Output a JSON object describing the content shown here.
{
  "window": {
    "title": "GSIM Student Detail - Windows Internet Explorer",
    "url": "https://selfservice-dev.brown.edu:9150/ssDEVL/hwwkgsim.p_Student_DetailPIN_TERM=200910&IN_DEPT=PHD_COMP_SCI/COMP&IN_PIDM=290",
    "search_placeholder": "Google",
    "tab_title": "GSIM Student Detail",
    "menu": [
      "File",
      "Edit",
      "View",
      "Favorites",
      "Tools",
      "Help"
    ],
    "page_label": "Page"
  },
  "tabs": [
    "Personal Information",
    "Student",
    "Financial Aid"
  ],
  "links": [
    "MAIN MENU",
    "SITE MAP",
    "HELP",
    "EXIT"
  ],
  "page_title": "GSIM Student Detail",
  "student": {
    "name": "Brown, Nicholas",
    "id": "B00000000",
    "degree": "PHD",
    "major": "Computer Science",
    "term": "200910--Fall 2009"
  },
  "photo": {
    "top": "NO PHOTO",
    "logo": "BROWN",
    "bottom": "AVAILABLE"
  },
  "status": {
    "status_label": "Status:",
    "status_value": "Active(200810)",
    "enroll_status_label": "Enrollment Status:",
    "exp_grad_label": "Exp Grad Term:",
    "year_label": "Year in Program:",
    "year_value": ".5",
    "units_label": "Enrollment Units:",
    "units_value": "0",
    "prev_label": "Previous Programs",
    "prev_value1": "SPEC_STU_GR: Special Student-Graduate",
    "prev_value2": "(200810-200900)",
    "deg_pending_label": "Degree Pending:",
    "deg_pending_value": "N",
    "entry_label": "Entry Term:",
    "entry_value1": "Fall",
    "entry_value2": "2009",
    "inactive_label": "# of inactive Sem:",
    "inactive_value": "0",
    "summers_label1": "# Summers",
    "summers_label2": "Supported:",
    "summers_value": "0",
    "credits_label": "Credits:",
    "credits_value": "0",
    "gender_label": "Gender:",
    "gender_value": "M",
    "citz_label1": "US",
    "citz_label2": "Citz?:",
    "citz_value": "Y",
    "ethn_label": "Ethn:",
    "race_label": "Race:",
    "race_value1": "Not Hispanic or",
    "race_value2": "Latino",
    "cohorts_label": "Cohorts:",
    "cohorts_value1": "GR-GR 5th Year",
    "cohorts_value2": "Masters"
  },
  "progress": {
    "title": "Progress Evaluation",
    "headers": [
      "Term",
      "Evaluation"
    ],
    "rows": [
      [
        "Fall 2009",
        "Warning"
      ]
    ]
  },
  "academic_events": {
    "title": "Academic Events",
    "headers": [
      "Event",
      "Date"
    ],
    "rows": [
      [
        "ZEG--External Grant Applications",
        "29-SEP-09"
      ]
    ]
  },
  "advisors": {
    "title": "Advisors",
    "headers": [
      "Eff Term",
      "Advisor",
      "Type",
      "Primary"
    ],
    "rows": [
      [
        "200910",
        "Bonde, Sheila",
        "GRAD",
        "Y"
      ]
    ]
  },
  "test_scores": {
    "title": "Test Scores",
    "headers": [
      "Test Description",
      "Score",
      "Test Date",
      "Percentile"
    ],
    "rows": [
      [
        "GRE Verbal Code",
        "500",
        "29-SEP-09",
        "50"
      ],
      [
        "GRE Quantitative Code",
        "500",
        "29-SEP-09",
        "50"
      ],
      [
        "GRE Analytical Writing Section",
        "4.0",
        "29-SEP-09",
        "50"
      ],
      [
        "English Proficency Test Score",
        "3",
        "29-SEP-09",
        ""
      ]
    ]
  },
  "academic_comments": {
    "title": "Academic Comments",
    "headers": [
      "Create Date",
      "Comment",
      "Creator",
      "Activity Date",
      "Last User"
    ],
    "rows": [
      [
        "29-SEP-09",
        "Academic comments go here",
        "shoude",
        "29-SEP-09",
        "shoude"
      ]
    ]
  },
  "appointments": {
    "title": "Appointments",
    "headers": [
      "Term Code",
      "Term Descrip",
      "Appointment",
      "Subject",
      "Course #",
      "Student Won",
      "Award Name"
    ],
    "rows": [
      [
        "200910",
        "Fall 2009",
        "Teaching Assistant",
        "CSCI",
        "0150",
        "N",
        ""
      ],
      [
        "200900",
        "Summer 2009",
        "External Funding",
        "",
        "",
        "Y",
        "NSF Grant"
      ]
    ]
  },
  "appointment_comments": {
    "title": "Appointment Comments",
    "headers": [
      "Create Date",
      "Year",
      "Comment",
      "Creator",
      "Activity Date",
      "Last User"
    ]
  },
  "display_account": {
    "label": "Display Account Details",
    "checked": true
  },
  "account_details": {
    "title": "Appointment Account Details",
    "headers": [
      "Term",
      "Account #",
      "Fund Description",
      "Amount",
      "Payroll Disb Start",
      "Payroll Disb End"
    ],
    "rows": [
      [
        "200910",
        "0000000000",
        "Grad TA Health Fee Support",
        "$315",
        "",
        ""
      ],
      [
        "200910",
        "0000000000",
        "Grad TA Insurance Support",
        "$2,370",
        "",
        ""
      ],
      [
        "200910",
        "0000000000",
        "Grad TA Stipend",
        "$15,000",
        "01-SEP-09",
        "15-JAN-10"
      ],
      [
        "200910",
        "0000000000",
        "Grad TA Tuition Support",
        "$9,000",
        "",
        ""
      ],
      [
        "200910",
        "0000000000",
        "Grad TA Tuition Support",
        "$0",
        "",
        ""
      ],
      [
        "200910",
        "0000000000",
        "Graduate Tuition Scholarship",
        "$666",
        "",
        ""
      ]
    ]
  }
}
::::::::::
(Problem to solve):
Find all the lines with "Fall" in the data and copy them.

(Your response):
    "term": "200910--Fall 2009"
    "entry_value1": "Fall",
        "Fall 2009",
        "Fall 2009",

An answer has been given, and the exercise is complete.